5 Places to Look for New Board Members – and What to Do with Them When You Find Them

Are you scratching your head trying to figure out where to find new board members? It can be challenging to find the right people who want to be involved for the right reasons.Several years ago I was able to work with a community health center to identify and recruit potential board members. I enjoyed meeting people in the community, but soon realized that there were many thoughts related to what it meant to serve on a board of directors. Some people were truly dedicated to the cause and were coming in with their eyes open. However others just thought it would look good on their resume and others were committed to the cause but didn’t want any responsibility. I quickly came to the realization that it was much harder than it looked!

Here are some thoughts about where to look for potential board members and also a very high level view of helping new members get off to a good start. While identifying the right board members for your organization is a matter for another article, here are some ideas for where to look:

  • Local Business Journal. Many communities have a business journal that provides information about, well, businesses and business leaders. Often, the biographies will provide very telling information that can help you identify whether they might be interested in becoming involved with your organization. It will also include new businesses, listings of people who have recently been promoted or newly hired, and other information. Spend some time reading through it. Not only will you identify potential donors and board members, you may also find information about your current board members and donors.
  • Civic Associations / Chambers. What community doesn’t have Rotary, Kiwanis, Sertoma, a Moose lodge, a chamber of commerce, etc? People who are involved in these types of organizations typically have a desire to give back to the community and be a part of something bigger than themselves. And often, these organizations are looking for speakers, so reach out, attend a couple of meetings, and see who you meet.
  • Houses of Worship. Just like with civic associations, people who have a desire to give back to the community and be a part of something bigger than themselves.
  • Donors. Your current donors have already raised their hand to say that they support your cause. Perhaps there are a few who would like to get more involved with the organization!
  • Volunteers. Current volunteers are another place to look for board members. Are there people volunteering who are well-connected in the community or have other skills your organization would benefit from?
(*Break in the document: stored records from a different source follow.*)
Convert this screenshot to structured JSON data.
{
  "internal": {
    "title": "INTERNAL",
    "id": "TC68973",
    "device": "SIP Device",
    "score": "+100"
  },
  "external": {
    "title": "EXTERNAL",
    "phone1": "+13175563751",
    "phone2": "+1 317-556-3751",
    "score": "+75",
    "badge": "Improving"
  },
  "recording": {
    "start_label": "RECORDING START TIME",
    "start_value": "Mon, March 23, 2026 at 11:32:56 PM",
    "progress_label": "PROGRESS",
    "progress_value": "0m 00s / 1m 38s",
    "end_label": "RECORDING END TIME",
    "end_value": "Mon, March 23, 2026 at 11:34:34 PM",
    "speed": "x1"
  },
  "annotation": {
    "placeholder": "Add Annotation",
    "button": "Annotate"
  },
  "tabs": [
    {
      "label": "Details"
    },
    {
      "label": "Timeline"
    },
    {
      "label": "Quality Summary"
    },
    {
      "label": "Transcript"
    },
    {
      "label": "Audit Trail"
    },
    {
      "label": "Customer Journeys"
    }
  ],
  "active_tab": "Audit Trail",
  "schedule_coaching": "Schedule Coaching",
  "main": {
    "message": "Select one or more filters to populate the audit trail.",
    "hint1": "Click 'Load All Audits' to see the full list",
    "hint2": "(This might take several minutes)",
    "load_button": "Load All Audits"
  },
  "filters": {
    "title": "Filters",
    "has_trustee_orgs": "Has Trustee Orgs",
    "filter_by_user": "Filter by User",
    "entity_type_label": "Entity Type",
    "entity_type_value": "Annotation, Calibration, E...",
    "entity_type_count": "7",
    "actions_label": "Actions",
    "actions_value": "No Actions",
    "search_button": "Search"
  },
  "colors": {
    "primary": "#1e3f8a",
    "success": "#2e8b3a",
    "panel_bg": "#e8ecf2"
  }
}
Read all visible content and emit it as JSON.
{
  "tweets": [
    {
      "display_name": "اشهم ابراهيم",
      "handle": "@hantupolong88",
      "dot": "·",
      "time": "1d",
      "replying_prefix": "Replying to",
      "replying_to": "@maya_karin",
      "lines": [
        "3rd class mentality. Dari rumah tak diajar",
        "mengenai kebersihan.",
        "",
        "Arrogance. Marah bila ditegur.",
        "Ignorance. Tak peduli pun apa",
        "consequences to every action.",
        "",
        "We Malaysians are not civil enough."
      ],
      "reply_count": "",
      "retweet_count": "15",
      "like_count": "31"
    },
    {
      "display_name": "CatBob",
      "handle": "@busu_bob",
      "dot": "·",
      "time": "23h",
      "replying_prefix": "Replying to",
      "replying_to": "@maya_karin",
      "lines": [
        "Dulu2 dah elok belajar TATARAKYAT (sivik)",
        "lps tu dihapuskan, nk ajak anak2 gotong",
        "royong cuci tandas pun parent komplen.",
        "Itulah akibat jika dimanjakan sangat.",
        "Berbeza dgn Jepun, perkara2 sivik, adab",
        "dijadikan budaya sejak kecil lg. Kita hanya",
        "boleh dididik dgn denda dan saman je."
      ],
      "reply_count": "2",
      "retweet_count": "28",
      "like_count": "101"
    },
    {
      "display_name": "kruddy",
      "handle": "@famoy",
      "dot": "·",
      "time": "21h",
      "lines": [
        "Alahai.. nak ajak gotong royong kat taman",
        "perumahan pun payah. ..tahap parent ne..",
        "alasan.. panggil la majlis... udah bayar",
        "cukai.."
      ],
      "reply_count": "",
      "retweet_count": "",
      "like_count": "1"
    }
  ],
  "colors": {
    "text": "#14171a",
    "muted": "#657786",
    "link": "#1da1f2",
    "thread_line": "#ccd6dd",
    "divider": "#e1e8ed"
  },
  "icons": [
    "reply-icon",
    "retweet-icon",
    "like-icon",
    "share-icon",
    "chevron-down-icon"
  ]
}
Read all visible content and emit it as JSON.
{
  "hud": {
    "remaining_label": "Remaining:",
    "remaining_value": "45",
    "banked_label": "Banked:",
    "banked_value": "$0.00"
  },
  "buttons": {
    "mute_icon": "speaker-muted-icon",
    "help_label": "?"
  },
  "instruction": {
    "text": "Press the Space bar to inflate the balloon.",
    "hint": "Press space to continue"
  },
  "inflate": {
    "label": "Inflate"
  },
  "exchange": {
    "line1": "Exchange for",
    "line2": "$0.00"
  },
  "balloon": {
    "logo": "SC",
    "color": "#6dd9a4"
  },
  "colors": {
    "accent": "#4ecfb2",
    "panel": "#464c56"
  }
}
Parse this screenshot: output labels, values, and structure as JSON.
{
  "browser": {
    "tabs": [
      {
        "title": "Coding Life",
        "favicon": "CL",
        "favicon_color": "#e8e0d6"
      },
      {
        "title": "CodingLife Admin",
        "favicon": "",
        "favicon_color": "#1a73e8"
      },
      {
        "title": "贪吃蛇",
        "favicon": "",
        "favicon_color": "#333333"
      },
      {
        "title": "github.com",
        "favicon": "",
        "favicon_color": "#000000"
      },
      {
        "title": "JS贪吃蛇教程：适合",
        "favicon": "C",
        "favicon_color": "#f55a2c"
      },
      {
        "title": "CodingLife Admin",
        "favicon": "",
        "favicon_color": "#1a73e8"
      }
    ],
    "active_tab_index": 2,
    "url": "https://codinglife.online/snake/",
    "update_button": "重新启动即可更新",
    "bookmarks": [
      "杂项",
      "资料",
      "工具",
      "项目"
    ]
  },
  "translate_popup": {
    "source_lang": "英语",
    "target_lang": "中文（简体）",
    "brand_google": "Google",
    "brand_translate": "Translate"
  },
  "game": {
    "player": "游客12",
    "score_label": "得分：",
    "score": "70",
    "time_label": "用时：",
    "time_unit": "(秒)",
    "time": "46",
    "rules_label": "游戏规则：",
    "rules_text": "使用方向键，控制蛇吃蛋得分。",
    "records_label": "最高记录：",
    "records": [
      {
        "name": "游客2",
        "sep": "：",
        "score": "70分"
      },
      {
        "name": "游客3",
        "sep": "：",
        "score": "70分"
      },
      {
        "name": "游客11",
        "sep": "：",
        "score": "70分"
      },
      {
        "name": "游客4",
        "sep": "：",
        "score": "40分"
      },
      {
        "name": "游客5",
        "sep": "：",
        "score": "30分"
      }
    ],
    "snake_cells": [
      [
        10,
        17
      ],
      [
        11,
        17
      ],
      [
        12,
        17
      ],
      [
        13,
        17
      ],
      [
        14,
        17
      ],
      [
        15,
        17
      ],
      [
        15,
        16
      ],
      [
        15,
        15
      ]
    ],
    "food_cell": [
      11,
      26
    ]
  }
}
Now you know where to look. What will you say when you pick up the phone to call them or when you see them in line at the grocery store? Here are a few words of advice:

First, identify very clearly what the goals of your organization are – and how the board will be a part of accomplishing those goals. Next, be very clear with incoming board members about what your expectations are for them (providing a job description is just the first step in this process). If you have an existing board that hasn’t been as involved as you would like them to be, keep in mind that new members will often confirm to the norm in the board, so if you’re hoping to have a new person shake things up, make sure they know that’s what you’re hoping. And finally, don’t be afraid to talk about the fundraising responsibility that board members have (again, being clear about how your organization measures that involvement).

Those are just a few thoughts. What are yours?


5 Places to Look for New Board Members – and What to Do with Them When You Find Them — 4 Comments

  1. Pingback: Kirsten’s Fundraising Headlines – February 7, 2012 | Growing Your Donors

  2. I agree, Lori, good suggestions all.

    I’d also like to add community relations departments of local companies. Many companies strongly encourage their leadership teams to be involved in nonprofit boards. And the volunteer center or volunteer match in your area.

    One tale of how this works. I noticed a profile in the local business news about an individual who was an expert in branding. That happened to be a critical issue for the organization on whose board I was serving. And, just to put the frosting on the cake, that individual added some diversity we were recruiting for. So I clipped the article, we developed a strategy for meeting, cultivating and recruiting her, and within a year, she joined the board.

    I like to keep my eye on people and add them to an ongoing list of potential board members. It may take a few years between the time you spot someone of interest to the time you could actually recruit them to the board. But keeping that list keeps people in development. Here’s how I do that. http://bit.ly/gFwl85